Study material: Begin
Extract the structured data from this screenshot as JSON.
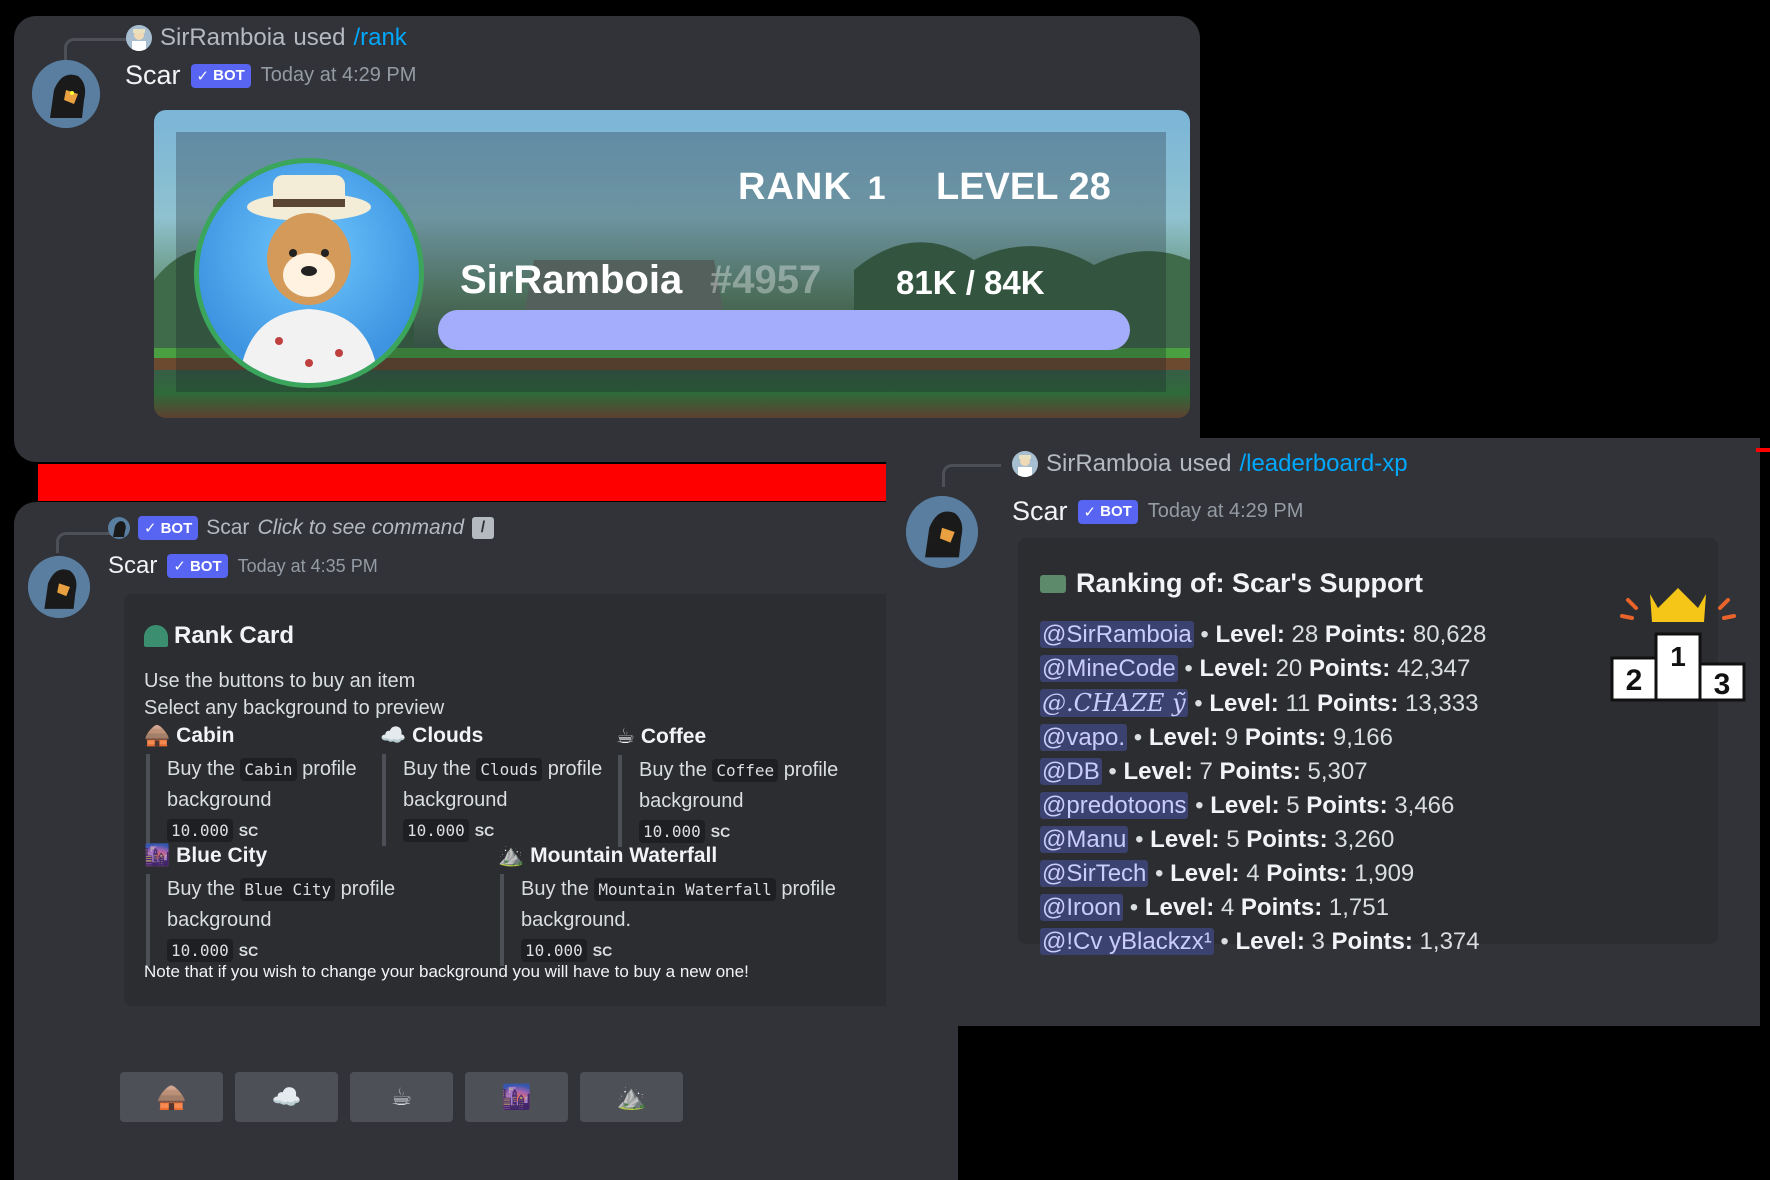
{
  "panel_rank": {
    "reply_user": "SirRamboia",
    "reply_used": "used",
    "reply_command": "/rank",
    "bot_name": "Scar",
    "bot_badge": "BOT",
    "timestamp": "Today at 4:29 PM",
    "card": {
      "rank_label": "RANK",
      "rank_value": "1",
      "level_label": "LEVEL",
      "level_value": "28",
      "username": "SirRamboia",
      "discriminator": "#4957",
      "xp_text": "81K  / 84K",
      "progress": 0.964
    }
  },
  "panel_shop": {
    "reply_badge": "BOT",
    "reply_name": "Scar",
    "reply_hint": "Click to see command",
    "bot_name": "Scar",
    "bot_badge": "BOT",
    "timestamp": "Today at 4:35 PM",
    "embed": {
      "title": "Rank Card",
      "description_1": "Use the buttons to buy an item",
      "description_2": "Select any background to preview",
      "fields": [
        {
          "name": "Cabin",
          "buy": "Buy the",
          "code": "Cabin",
          "rest": "profile",
          "line2": "background",
          "price": "10.000",
          "currency": "SC"
        },
        {
          "name": "Clouds",
          "buy": "Buy the",
          "code": "Clouds",
          "rest": "profile",
          "line2": "background",
          "price": "10.000",
          "currency": "SC"
        },
        {
          "name": "Coffee",
          "buy": "Buy the",
          "code": "Coffee",
          "rest": "profile",
          "line2": "background",
          "price": "10.000",
          "currency": "SC"
        },
        {
          "name": "Blue City",
          "buy": "Buy the",
          "code": "Blue City",
          "rest": "profile",
          "line2": "background",
          "price": "10.000",
          "currency": "SC"
        },
        {
          "name": "Mountain Waterfall",
          "buy": "Buy the",
          "code": "Mountain Waterfall",
          "rest": "profile",
          "line2": "background.",
          "price": "10.000",
          "currency": "SC"
        }
      ],
      "note": "Note that if you wish to change your background you will have to buy a new one!"
    },
    "buttons": [
      "cabin-icon",
      "cloud-icon",
      "coffee-icon",
      "city-icon",
      "mountain-icon"
    ]
  },
  "panel_leaderboard": {
    "reply_user": "SirRamboia",
    "reply_used": "used",
    "reply_command": "/leaderboard-xp",
    "bot_name": "Scar",
    "bot_badge": "BOT",
    "timestamp": "Today at 4:29 PM",
    "embed": {
      "title": "Ranking of: Scar's Support",
      "level_label": "Level:",
      "points_label": "Points:",
      "rows": [
        {
          "user": "@SirRamboia",
          "level": "28",
          "points": "80,628"
        },
        {
          "user": "@MineCode",
          "level": "20",
          "points": "42,347"
        },
        {
          "user": "@.CHAZE ỹ",
          "level": "11",
          "points": "13,333"
        },
        {
          "user": "@vapo.",
          "level": "9",
          "points": "9,166"
        },
        {
          "user": "@DB",
          "level": "7",
          "points": "5,307"
        },
        {
          "user": "@predotoons",
          "level": "5",
          "points": "3,466"
        },
        {
          "user": "@Manu",
          "level": "5",
          "points": "3,260"
        },
        {
          "user": "@SirTech",
          "level": "4",
          "points": "1,909"
        },
        {
          "user": "@Iroon",
          "level": "4",
          "points": "1,751"
        },
        {
          "user": "@!Cv yBlackzx¹",
          "level": "3",
          "points": "1,374"
        }
      ],
      "podium": {
        "first": "1",
        "second": "2",
        "third": "3"
      }
    }
  }
}
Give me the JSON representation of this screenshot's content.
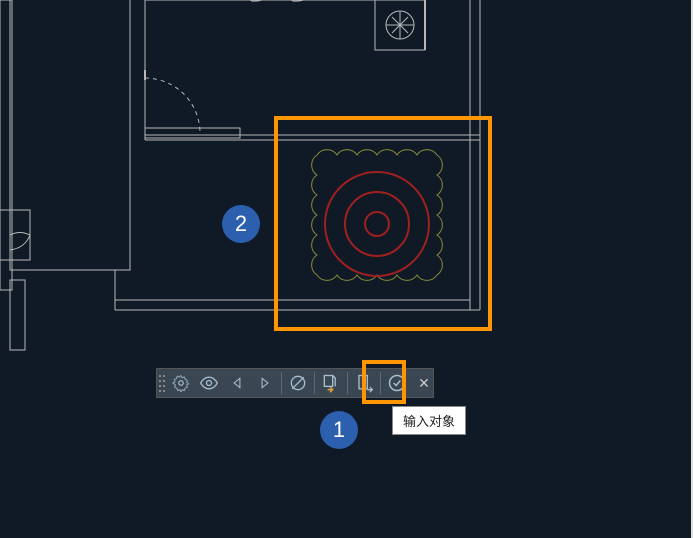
{
  "callouts": {
    "badge1": "1",
    "badge2": "2"
  },
  "tooltip": {
    "text": "输入对象"
  },
  "toolbar": {
    "buttons": [
      {
        "name": "settings",
        "icon": "gear"
      },
      {
        "name": "visibility",
        "icon": "eye"
      },
      {
        "name": "prev",
        "icon": "triangle-left"
      },
      {
        "name": "next",
        "icon": "triangle-right"
      },
      {
        "name": "no-preview",
        "icon": "eye-slash"
      },
      {
        "name": "import-object",
        "icon": "file-import",
        "highlighted": true
      },
      {
        "name": "export",
        "icon": "file-export"
      },
      {
        "name": "confirm",
        "icon": "check-circle"
      }
    ],
    "close_label": "✕"
  },
  "highlight": {
    "color": "#ff9500"
  }
}
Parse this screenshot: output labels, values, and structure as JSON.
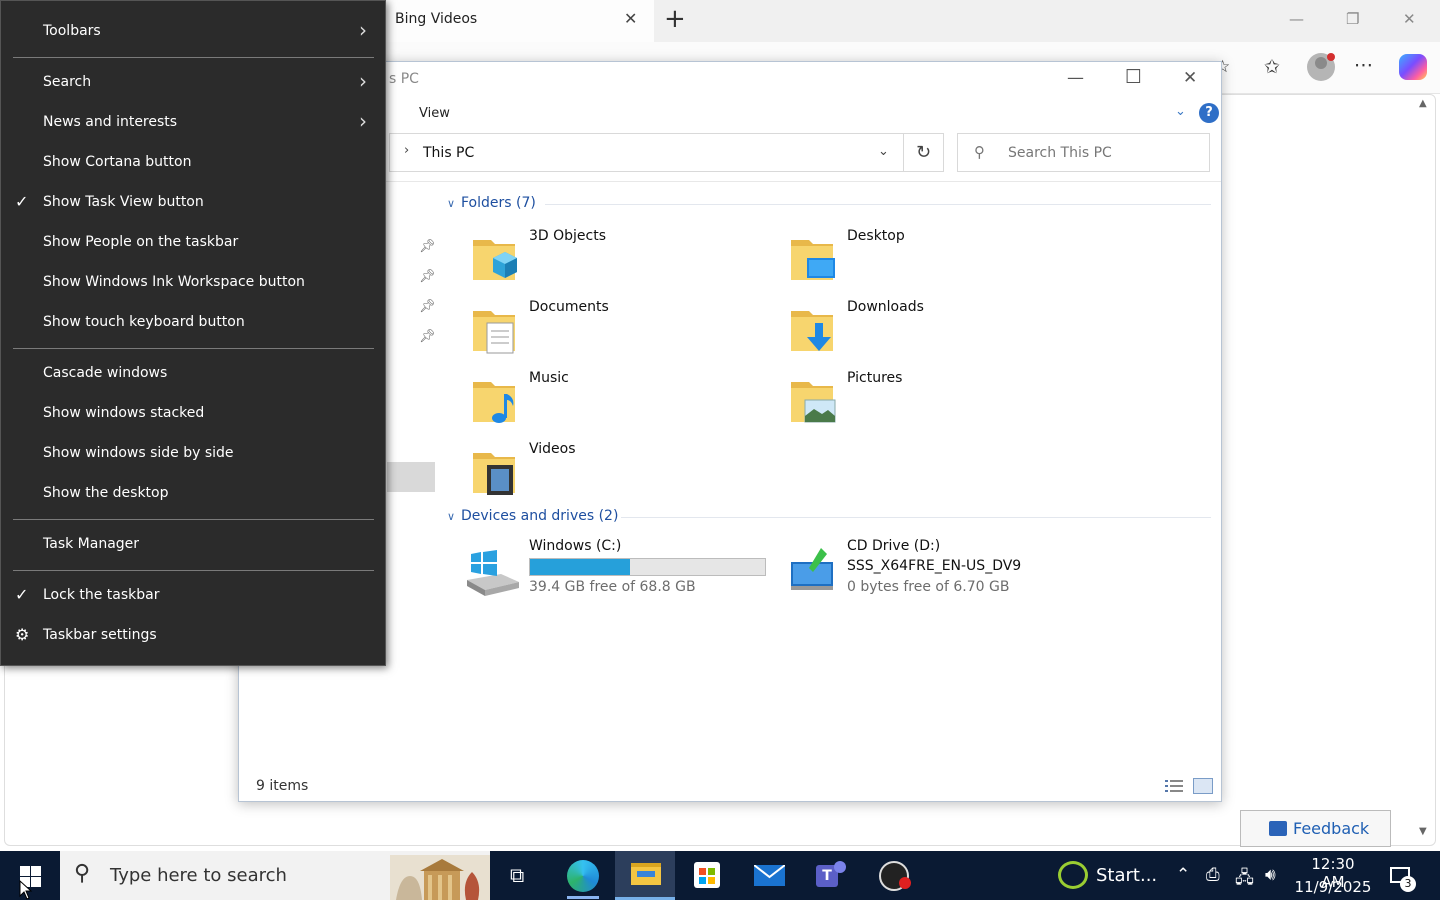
{
  "edge": {
    "tab_title": "Bing Videos",
    "tab_close": "✕",
    "new_tab": "+",
    "feedback_label": "Feedback"
  },
  "explorer": {
    "title_partial": "s PC",
    "ribbon_view": "View",
    "help": "?",
    "address": "This PC",
    "search_placeholder": "Search This PC",
    "folders_header": "Folders (7)",
    "folders": [
      {
        "name": "3D Objects"
      },
      {
        "name": "Desktop"
      },
      {
        "name": "Documents"
      },
      {
        "name": "Downloads"
      },
      {
        "name": "Music"
      },
      {
        "name": "Pictures"
      },
      {
        "name": "Videos"
      }
    ],
    "devices_header": "Devices and drives (2)",
    "drives": [
      {
        "name": "Windows (C:)",
        "free": "39.4 GB free of 68.8 GB",
        "used_fraction": 0.427
      },
      {
        "name": "CD Drive (D:)",
        "label": "SSS_X64FRE_EN-US_DV9",
        "free": "0 bytes free of 6.70 GB"
      }
    ],
    "status": "9 items"
  },
  "context_menu": {
    "items": [
      {
        "label": "Toolbars",
        "submenu": true,
        "checked": false
      },
      {
        "label": "Search",
        "submenu": true,
        "checked": false
      },
      {
        "label": "News and interests",
        "submenu": true,
        "checked": false
      },
      {
        "label": "Show Cortana button",
        "submenu": false,
        "checked": false
      },
      {
        "label": "Show Task View button",
        "submenu": false,
        "checked": true
      },
      {
        "label": "Show People on the taskbar",
        "submenu": false,
        "checked": false
      },
      {
        "label": "Show Windows Ink Workspace button",
        "submenu": false,
        "checked": false
      },
      {
        "label": "Show touch keyboard button",
        "submenu": false,
        "checked": false
      },
      {
        "label": "Cascade windows",
        "submenu": false,
        "checked": false
      },
      {
        "label": "Show windows stacked",
        "submenu": false,
        "checked": false
      },
      {
        "label": "Show windows side by side",
        "submenu": false,
        "checked": false
      },
      {
        "label": "Show the desktop",
        "submenu": false,
        "checked": false
      },
      {
        "label": "Task Manager",
        "submenu": false,
        "checked": false
      },
      {
        "label": "Lock the taskbar",
        "submenu": false,
        "checked": true
      },
      {
        "label": "Taskbar settings",
        "submenu": false,
        "checked": false,
        "icon": "gear-icon"
      }
    ]
  },
  "taskbar": {
    "search_placeholder": "Type here to search",
    "start_app_label": "Start...",
    "time": "12:30 AM",
    "date": "11/9/2025",
    "notification_count": "3"
  },
  "colors": {
    "menu_bg": "#2b2b2b",
    "taskbar_bg": "#0a1a33",
    "accent": "#1e4fa0",
    "drive_bar": "#26a0da"
  }
}
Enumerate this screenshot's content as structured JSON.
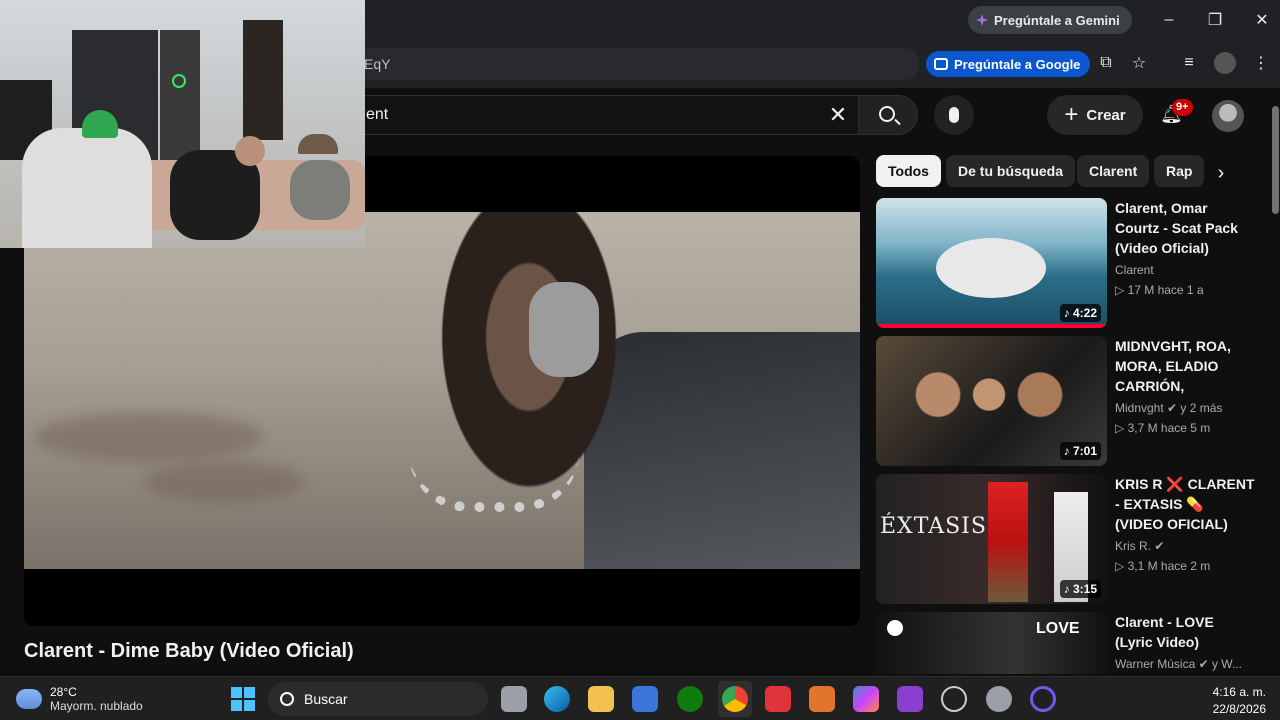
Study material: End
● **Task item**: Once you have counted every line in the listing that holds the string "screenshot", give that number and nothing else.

● **Task result**: 4